(ASSIGNMENT) Write the records out again exactly as they read, dropping any picture they hold.

(LISTED RECORDS)
★ ★ ★ ★ ★
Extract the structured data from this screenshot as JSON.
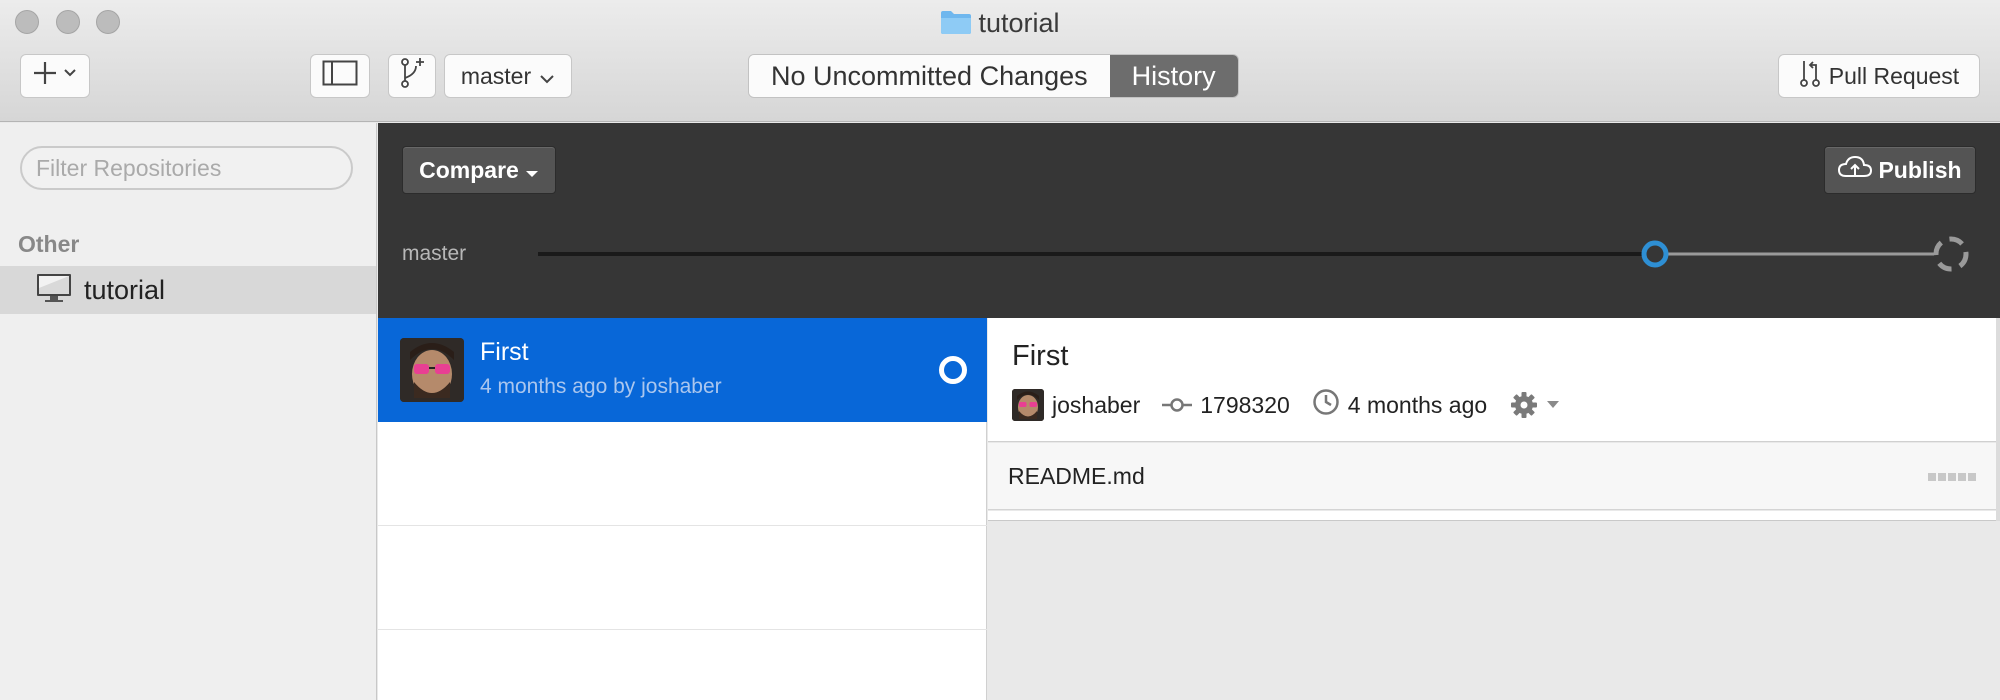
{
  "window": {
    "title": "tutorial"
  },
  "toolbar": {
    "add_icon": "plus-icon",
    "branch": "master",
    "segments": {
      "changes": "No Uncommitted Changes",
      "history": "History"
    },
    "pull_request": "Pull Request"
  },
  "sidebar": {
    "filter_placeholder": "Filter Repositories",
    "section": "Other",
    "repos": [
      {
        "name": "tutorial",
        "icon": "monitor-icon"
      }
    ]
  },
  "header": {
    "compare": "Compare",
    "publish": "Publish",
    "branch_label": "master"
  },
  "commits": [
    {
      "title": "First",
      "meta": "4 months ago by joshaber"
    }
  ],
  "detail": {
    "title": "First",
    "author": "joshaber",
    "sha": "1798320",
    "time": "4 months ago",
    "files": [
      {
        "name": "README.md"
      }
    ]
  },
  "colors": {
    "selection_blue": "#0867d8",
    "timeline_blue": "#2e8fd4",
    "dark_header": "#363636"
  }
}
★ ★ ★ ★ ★
(SOLUTION TO THIS TASK)
Extract the structured data from this screenshot as JSON.
{
  "window": {
    "title": "tutorial"
  },
  "toolbar": {
    "add_icon": "plus-icon",
    "branch": "master",
    "segments": {
      "changes": "No Uncommitted Changes",
      "history": "History"
    },
    "pull_request": "Pull Request"
  },
  "sidebar": {
    "filter_placeholder": "Filter Repositories",
    "section": "Other",
    "repos": [
      {
        "name": "tutorial",
        "icon": "monitor-icon"
      }
    ]
  },
  "header": {
    "compare": "Compare",
    "publish": "Publish",
    "branch_label": "master"
  },
  "commits": [
    {
      "title": "First",
      "meta": "4 months ago by joshaber"
    }
  ],
  "detail": {
    "title": "First",
    "author": "joshaber",
    "sha": "1798320",
    "time": "4 months ago",
    "files": [
      {
        "name": "README.md"
      }
    ]
  },
  "colors": {
    "selection_blue": "#0867d8",
    "timeline_blue": "#2e8fd4",
    "dark_header": "#363636"
  }
}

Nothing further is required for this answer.